Ajay Kela, CEO of Wadhwani Foundation bats for helping established small companies scale up, thereby creating jobs. According to him, “Supporting companies with 25-300 employees (Rs 5-50 crore in revenue), which already have a proven business model, and helping them scale 2x to 10x is the real job-creating opportunity. India has over 1.2 million such companies.”
Infosys’s Narayana Murthy (indirectly) delivers a devastating critique of India’s education system. Murthy thinks that to create jobs, enterprises should focus on training youth, citing the example of Infosys’s own Mysore training centre which has the capacity to train 14,000 people a day. But if companies are anyway going to train you, why should a young person spend money and time getting an engineering degree? In the same vein, Mukesh Ambani calls for a new ecosystem to enable massive workforce upskilling.
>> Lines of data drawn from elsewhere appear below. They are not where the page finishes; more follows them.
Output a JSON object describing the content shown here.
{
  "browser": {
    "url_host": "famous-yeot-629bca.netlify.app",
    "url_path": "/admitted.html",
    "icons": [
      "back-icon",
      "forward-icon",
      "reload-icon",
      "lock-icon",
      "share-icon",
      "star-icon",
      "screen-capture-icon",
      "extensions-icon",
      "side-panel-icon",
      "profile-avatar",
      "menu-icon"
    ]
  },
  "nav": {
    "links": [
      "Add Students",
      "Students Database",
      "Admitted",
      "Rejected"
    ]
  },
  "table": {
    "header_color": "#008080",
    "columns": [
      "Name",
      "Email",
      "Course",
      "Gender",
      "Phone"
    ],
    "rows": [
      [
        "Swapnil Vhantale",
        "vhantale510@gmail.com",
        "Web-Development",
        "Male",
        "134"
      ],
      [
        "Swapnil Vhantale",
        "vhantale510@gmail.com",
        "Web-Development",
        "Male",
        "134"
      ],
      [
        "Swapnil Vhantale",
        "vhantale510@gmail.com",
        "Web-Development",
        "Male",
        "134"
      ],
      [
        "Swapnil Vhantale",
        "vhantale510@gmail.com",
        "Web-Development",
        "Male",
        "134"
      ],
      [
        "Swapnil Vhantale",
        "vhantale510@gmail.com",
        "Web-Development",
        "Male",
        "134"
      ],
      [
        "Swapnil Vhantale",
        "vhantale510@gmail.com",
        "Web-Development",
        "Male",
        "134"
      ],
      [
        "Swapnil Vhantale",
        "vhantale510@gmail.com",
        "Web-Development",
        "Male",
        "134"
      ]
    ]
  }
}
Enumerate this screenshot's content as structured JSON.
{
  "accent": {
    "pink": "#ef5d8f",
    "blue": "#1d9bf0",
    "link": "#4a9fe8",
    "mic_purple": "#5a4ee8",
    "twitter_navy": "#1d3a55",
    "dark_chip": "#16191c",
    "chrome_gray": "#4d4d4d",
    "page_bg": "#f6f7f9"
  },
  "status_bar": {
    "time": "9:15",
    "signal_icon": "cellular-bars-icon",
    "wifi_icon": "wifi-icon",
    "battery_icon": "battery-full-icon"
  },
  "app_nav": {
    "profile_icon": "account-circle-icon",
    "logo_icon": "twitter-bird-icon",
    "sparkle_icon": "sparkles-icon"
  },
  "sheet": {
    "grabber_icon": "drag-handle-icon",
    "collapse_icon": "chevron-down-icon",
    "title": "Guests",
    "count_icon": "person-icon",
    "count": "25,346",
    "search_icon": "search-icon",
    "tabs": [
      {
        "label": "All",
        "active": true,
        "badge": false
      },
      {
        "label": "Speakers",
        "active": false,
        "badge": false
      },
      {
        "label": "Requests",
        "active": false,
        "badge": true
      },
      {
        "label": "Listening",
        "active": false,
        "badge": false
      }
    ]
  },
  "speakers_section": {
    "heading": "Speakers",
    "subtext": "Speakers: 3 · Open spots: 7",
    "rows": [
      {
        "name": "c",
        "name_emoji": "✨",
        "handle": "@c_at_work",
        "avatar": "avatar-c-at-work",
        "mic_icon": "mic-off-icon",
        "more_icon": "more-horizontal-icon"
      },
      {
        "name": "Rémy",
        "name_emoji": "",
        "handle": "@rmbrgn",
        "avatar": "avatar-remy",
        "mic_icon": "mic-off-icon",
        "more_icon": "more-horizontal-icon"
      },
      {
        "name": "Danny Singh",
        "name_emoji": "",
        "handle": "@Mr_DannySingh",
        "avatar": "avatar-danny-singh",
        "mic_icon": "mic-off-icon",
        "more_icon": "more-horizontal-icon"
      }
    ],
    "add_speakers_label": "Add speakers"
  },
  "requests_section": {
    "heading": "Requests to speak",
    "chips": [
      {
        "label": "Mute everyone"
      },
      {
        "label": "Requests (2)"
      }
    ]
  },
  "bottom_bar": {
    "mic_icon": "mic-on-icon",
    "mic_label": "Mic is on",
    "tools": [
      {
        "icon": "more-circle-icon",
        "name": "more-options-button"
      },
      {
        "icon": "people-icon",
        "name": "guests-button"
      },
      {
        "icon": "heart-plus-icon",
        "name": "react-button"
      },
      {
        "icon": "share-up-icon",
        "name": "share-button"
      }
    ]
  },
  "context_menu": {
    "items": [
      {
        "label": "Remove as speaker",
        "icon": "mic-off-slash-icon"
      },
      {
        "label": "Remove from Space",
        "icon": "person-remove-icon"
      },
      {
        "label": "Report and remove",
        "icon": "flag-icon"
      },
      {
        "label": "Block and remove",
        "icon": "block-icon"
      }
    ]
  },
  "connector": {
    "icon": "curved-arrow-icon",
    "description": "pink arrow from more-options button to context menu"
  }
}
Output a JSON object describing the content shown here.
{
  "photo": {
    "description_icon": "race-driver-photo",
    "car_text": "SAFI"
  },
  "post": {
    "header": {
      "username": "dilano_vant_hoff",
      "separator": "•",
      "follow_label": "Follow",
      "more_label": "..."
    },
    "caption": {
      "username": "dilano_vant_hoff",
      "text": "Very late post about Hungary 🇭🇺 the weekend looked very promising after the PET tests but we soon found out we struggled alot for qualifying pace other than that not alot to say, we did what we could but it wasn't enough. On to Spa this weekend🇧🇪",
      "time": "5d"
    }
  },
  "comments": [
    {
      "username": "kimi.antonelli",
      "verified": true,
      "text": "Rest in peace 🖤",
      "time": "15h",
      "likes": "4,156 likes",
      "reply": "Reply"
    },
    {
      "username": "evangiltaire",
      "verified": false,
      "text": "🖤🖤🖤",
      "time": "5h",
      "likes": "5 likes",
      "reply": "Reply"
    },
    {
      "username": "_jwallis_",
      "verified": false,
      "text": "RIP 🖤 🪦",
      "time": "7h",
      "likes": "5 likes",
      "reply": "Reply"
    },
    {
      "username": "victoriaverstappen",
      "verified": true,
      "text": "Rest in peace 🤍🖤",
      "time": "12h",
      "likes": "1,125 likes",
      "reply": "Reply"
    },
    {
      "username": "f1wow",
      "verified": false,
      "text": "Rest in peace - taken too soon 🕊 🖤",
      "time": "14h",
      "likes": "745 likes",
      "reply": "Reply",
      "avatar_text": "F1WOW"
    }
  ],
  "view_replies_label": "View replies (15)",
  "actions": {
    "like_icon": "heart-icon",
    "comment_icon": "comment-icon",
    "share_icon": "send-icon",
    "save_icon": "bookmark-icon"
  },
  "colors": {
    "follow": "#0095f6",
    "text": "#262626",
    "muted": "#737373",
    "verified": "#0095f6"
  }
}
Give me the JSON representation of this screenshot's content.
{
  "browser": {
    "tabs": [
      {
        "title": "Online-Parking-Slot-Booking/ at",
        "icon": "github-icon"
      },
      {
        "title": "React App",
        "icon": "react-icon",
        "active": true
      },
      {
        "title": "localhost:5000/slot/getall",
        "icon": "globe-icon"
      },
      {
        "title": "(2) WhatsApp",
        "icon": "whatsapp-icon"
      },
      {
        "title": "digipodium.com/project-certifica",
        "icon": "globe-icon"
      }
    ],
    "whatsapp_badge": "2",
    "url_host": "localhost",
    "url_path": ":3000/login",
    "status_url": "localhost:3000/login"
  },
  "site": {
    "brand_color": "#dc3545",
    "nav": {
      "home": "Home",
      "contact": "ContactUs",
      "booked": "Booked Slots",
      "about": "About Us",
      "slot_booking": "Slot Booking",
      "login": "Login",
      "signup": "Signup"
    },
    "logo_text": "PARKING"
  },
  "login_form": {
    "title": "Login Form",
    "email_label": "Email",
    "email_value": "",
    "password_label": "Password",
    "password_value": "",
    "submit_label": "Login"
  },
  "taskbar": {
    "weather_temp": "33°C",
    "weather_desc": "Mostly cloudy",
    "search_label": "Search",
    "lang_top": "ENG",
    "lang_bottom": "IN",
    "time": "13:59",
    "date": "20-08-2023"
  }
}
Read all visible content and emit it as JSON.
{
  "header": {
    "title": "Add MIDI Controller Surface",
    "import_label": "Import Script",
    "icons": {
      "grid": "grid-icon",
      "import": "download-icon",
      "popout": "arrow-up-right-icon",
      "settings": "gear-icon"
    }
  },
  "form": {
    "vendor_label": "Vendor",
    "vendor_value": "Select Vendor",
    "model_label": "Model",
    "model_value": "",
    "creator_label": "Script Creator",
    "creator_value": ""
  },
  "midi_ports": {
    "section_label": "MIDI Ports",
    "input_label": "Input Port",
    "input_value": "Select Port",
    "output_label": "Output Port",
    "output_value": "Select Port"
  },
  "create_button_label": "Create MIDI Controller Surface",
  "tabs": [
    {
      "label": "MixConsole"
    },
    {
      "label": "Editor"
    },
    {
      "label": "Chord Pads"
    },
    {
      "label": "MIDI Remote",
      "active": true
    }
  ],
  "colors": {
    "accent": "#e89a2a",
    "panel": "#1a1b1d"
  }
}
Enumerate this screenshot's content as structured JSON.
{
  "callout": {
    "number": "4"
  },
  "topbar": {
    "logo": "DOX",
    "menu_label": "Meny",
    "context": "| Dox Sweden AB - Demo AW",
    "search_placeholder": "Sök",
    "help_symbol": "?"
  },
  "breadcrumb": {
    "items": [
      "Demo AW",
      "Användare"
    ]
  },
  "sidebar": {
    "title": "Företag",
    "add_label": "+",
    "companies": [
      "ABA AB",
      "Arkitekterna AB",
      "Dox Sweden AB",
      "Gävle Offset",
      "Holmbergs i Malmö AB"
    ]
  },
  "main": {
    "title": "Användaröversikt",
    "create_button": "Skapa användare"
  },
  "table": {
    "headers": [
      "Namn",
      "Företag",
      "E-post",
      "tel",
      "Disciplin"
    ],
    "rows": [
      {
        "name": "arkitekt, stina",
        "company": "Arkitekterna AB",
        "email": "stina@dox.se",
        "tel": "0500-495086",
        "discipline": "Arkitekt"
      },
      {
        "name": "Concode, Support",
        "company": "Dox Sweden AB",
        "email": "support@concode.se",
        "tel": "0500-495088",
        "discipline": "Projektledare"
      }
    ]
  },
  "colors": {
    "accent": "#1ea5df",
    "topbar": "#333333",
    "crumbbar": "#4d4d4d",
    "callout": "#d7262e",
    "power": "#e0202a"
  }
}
The government’s Skill India initiative seeks to find 1.5 lakh jobs. As part of this, the Karnataka state government will amend the law to make it mandatory for shops and commercial establishments across the state to share their job vacancy details with the Skill Development Department. Sometimes it seems like most of the government jobs go into creating reports. Here’s one more report, one more request for the government to create another commission! This time it’s on job skilling.
Politics and the States
Shiv Sena MP Sanjay Raut criticized the BJP’s “Make in India” initiative, calling it an “employment scam” and claiming that the numbers do not add up. These are harsh words from an erstwhile and possibly future ally of the ruling BJP.
In the aftermath of the riots against migrant workers, the Gujarat Chief Minister once again calls for 80% of jobs to be given to local youth. Earlier in September, he’d called for a law to enforce this. While we’re in Gujarat, local tribes are asking whether the brand new Statue of Unity will create jobs for tribal families in the area.
Rajasthan’s SR Abhiyan has released a report claiming an institutional failure of the MGNREGA scheme in the state. According to the report the state has failed in both, providing the legal minimum of 100 days of work as well as the promised wage rate.
Are the multiple jobs scams in India a symptom of the larger employment crisis? Here’s a story of fake jobs in Rajasthan. The Economic Times has a primer on how the scammers work and how to detect a fake job.
In another kind of job scam, one of India’s largest banks, HDFC Bank was systematically duped by an employment agency over two years. Adeco Consultancy endorsed 68 unqualified employees by falsely misrepresenting them in their resumes.
According to some reports, the Pradhan Mantri Rojgar Protsahan Yojana has created 8.5 Million jobs, with 4.7 Million being created this year (upto August). It seems too good to be true, especially as no corroborating evidence is shown.
Continuing a long standing debate, EFPO payroll data is once again questioned as a data source for job creation.
C-suite jobs are moving away from Delhi and the NCR because of the pollution – will this environment issue cause a trickle down and lead to more job losses in the region?
How does one improve job satisfaction among India’s youth? A new report from the Observer Research Foundation has three suggestions: invest in career counselling and mentorship; let youth test out different career pathways through internships; and update skilling initiatives to be future ready.
The Economic and Political Weekly has a reading list on the unemployment paradox: looking at growth without jobs.